## YOUR GOAL
The complete data, repeated exactly, should form your response.

## Excerpts from an interface dataset
☆ ☆ ☆
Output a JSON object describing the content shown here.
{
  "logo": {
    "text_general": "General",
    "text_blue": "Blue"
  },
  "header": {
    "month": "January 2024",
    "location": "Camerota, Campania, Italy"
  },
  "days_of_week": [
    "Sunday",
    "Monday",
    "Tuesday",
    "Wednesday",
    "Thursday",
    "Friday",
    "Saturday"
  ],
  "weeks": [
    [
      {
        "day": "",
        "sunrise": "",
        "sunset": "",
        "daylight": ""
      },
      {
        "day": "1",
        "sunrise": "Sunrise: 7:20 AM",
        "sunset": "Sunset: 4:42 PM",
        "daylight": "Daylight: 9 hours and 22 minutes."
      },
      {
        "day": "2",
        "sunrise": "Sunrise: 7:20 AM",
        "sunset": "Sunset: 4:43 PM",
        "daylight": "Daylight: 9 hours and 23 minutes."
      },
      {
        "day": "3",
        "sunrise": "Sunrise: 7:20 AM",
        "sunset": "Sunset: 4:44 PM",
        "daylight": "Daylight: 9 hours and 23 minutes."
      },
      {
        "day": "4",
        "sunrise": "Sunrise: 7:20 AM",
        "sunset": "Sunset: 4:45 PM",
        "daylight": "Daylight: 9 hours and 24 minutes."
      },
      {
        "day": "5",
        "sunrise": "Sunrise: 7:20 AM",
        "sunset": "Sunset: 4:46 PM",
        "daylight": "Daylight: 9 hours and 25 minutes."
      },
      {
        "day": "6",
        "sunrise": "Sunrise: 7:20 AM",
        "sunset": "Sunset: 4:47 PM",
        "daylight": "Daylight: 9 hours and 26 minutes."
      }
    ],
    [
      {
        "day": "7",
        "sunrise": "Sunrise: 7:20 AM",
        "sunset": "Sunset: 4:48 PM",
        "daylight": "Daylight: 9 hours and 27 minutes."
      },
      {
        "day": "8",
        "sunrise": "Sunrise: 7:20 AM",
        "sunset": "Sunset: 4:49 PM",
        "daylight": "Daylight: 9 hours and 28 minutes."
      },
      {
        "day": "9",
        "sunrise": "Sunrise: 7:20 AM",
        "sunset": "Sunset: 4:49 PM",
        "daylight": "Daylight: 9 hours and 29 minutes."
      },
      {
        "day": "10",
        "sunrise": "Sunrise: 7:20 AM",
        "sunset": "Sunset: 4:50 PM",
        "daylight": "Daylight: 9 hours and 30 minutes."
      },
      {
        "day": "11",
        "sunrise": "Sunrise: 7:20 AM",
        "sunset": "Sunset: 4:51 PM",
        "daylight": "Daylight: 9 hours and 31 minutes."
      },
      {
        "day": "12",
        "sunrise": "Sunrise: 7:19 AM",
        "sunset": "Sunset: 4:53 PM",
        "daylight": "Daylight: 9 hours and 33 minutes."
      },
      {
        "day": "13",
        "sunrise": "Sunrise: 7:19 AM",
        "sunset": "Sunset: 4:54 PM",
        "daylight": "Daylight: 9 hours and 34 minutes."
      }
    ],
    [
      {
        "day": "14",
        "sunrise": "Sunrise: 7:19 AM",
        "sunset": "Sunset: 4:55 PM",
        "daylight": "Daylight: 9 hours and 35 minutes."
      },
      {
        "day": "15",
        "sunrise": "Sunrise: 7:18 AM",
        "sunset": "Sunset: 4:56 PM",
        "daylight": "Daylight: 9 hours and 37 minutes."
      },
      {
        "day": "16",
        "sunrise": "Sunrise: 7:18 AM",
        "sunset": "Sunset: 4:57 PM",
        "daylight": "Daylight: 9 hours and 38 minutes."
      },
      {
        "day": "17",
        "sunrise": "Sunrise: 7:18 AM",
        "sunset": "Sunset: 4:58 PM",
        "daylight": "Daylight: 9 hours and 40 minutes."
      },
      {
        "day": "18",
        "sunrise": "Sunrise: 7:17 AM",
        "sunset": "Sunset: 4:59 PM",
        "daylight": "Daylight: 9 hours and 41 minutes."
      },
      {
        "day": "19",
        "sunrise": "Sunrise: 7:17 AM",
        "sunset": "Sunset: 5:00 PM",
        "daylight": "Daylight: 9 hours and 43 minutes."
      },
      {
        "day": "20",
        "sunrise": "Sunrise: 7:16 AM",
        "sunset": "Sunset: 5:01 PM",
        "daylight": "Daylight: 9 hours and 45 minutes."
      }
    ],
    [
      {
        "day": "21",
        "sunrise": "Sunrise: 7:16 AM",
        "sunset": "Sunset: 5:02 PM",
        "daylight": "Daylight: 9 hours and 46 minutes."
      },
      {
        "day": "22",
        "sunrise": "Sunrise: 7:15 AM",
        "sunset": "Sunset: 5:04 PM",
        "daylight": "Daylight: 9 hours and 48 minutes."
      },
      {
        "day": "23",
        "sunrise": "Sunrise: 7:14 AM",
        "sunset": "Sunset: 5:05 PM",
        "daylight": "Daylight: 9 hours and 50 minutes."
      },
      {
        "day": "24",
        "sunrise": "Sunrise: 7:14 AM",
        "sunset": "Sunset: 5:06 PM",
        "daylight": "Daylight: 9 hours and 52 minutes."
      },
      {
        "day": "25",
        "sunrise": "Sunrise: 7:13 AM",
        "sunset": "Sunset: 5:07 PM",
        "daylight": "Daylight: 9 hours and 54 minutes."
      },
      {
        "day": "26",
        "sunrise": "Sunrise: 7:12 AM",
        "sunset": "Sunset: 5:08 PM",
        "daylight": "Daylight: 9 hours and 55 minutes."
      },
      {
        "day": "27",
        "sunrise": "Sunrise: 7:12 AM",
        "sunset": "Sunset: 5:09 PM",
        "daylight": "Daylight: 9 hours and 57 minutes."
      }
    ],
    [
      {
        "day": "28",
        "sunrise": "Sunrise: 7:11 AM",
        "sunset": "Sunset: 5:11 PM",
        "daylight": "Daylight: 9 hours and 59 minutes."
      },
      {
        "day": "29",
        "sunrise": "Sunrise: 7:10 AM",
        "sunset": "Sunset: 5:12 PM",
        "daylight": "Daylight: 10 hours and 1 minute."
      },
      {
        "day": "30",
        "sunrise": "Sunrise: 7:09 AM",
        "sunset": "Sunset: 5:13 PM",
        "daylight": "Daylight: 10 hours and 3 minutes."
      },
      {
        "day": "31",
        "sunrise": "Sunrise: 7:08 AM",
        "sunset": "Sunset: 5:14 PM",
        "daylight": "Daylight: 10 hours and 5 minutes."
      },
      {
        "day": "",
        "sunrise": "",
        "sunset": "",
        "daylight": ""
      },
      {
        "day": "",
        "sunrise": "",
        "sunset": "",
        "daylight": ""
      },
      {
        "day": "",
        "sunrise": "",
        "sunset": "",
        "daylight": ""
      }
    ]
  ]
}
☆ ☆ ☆
## OUTPUT FOR THIS EXERCISE
Output a JSON object describing the content shown here.
{
  "logo": {
    "text_general": "General",
    "text_blue": "Blue"
  },
  "header": {
    "month": "January 2024",
    "location": "Camerota, Campania, Italy"
  },
  "days_of_week": [
    "Sunday",
    "Monday",
    "Tuesday",
    "Wednesday",
    "Thursday",
    "Friday",
    "Saturday"
  ],
  "weeks": [
    [
      {
        "day": "",
        "sunrise": "",
        "sunset": "",
        "daylight": ""
      },
      {
        "day": "1",
        "sunrise": "Sunrise: 7:20 AM",
        "sunset": "Sunset: 4:42 PM",
        "daylight": "Daylight: 9 hours and 22 minutes."
      },
      {
        "day": "2",
        "sunrise": "Sunrise: 7:20 AM",
        "sunset": "Sunset: 4:43 PM",
        "daylight": "Daylight: 9 hours and 23 minutes."
      },
      {
        "day": "3",
        "sunrise": "Sunrise: 7:20 AM",
        "sunset": "Sunset: 4:44 PM",
        "daylight": "Daylight: 9 hours and 23 minutes."
      },
      {
        "day": "4",
        "sunrise": "Sunrise: 7:20 AM",
        "sunset": "Sunset: 4:45 PM",
        "daylight": "Daylight: 9 hours and 24 minutes."
      },
      {
        "day": "5",
        "sunrise": "Sunrise: 7:20 AM",
        "sunset": "Sunset: 4:46 PM",
        "daylight": "Daylight: 9 hours and 25 minutes."
      },
      {
        "day": "6",
        "sunrise": "Sunrise: 7:20 AM",
        "sunset": "Sunset: 4:47 PM",
        "daylight": "Daylight: 9 hours and 26 minutes."
      }
    ],
    [
      {
        "day": "7",
        "sunrise": "Sunrise: 7:20 AM",
        "sunset": "Sunset: 4:48 PM",
        "daylight": "Daylight: 9 hours and 27 minutes."
      },
      {
        "day": "8",
        "sunrise": "Sunrise: 7:20 AM",
        "sunset": "Sunset: 4:49 PM",
        "daylight": "Daylight: 9 hours and 28 minutes."
      },
      {
        "day": "9",
        "sunrise": "Sunrise: 7:20 AM",
        "sunset": "Sunset: 4:49 PM",
        "daylight": "Daylight: 9 hours and 29 minutes."
      },
      {
        "day": "10",
        "sunrise": "Sunrise: 7:20 AM",
        "sunset": "Sunset: 4:50 PM",
        "daylight": "Daylight: 9 hours and 30 minutes."
      },
      {
        "day": "11",
        "sunrise": "Sunrise: 7:20 AM",
        "sunset": "Sunset: 4:51 PM",
        "daylight": "Daylight: 9 hours and 31 minutes."
      },
      {
        "day": "12",
        "sunrise": "Sunrise: 7:19 AM",
        "sunset": "Sunset: 4:53 PM",
        "daylight": "Daylight: 9 hours and 33 minutes."
      },
      {
        "day": "13",
        "sunrise": "Sunrise: 7:19 AM",
        "sunset": "Sunset: 4:54 PM",
        "daylight": "Daylight: 9 hours and 34 minutes."
      }
    ],
    [
      {
        "day": "14",
        "sunrise": "Sunrise: 7:19 AM",
        "sunset": "Sunset: 4:55 PM",
        "daylight": "Daylight: 9 hours and 35 minutes."
      },
      {
        "day": "15",
        "sunrise": "Sunrise: 7:18 AM",
        "sunset": "Sunset: 4:56 PM",
        "daylight": "Daylight: 9 hours and 37 minutes."
      },
      {
        "day": "16",
        "sunrise": "Sunrise: 7:18 AM",
        "sunset": "Sunset: 4:57 PM",
        "daylight": "Daylight: 9 hours and 38 minutes."
      },
      {
        "day": "17",
        "sunrise": "Sunrise: 7:18 AM",
        "sunset": "Sunset: 4:58 PM",
        "daylight": "Daylight: 9 hours and 40 minutes."
      },
      {
        "day": "18",
        "sunrise": "Sunrise: 7:17 AM",
        "sunset": "Sunset: 4:59 PM",
        "daylight": "Daylight: 9 hours and 41 minutes."
      },
      {
        "day": "19",
        "sunrise": "Sunrise: 7:17 AM",
        "sunset": "Sunset: 5:00 PM",
        "daylight": "Daylight: 9 hours and 43 minutes."
      },
      {
        "day": "20",
        "sunrise": "Sunrise: 7:16 AM",
        "sunset": "Sunset: 5:01 PM",
        "daylight": "Daylight: 9 hours and 45 minutes."
      }
    ],
    [
      {
        "day": "21",
        "sunrise": "Sunrise: 7:16 AM",
        "sunset": "Sunset: 5:02 PM",
        "daylight": "Daylight: 9 hours and 46 minutes."
      },
      {
        "day": "22",
        "sunrise": "Sunrise: 7:15 AM",
        "sunset": "Sunset: 5:04 PM",
        "daylight": "Daylight: 9 hours and 48 minutes."
      },
      {
        "day": "23",
        "sunrise": "Sunrise: 7:14 AM",
        "sunset": "Sunset: 5:05 PM",
        "daylight": "Daylight: 9 hours and 50 minutes."
      },
      {
        "day": "24",
        "sunrise": "Sunrise: 7:14 AM",
        "sunset": "Sunset: 5:06 PM",
        "daylight": "Daylight: 9 hours and 52 minutes."
      },
      {
        "day": "25",
        "sunrise": "Sunrise: 7:13 AM",
        "sunset": "Sunset: 5:07 PM",
        "daylight": "Daylight: 9 hours and 54 minutes."
      },
      {
        "day": "26",
        "sunrise": "Sunrise: 7:12 AM",
        "sunset": "Sunset: 5:08 PM",
        "daylight": "Daylight: 9 hours and 55 minutes."
      },
      {
        "day": "27",
        "sunrise": "Sunrise: 7:12 AM",
        "sunset": "Sunset: 5:09 PM",
        "daylight": "Daylight: 9 hours and 57 minutes."
      }
    ],
    [
      {
        "day": "28",
        "sunrise": "Sunrise: 7:11 AM",
        "sunset": "Sunset: 5:11 PM",
        "daylight": "Daylight: 9 hours and 59 minutes."
      },
      {
        "day": "29",
        "sunrise": "Sunrise: 7:10 AM",
        "sunset": "Sunset: 5:12 PM",
        "daylight": "Daylight: 10 hours and 1 minute."
      },
      {
        "day": "30",
        "sunrise": "Sunrise: 7:09 AM",
        "sunset": "Sunset: 5:13 PM",
        "daylight": "Daylight: 10 hours and 3 minutes."
      },
      {
        "day": "31",
        "sunrise": "Sunrise: 7:08 AM",
        "sunset": "Sunset: 5:14 PM",
        "daylight": "Daylight: 10 hours and 5 minutes."
      },
      {
        "day": "",
        "sunrise": "",
        "sunset": "",
        "daylight": ""
      },
      {
        "day": "",
        "sunrise": "",
        "sunset": "",
        "daylight": ""
      },
      {
        "day": "",
        "sunrise": "",
        "sunset": "",
        "daylight": ""
      }
    ]
  ]
}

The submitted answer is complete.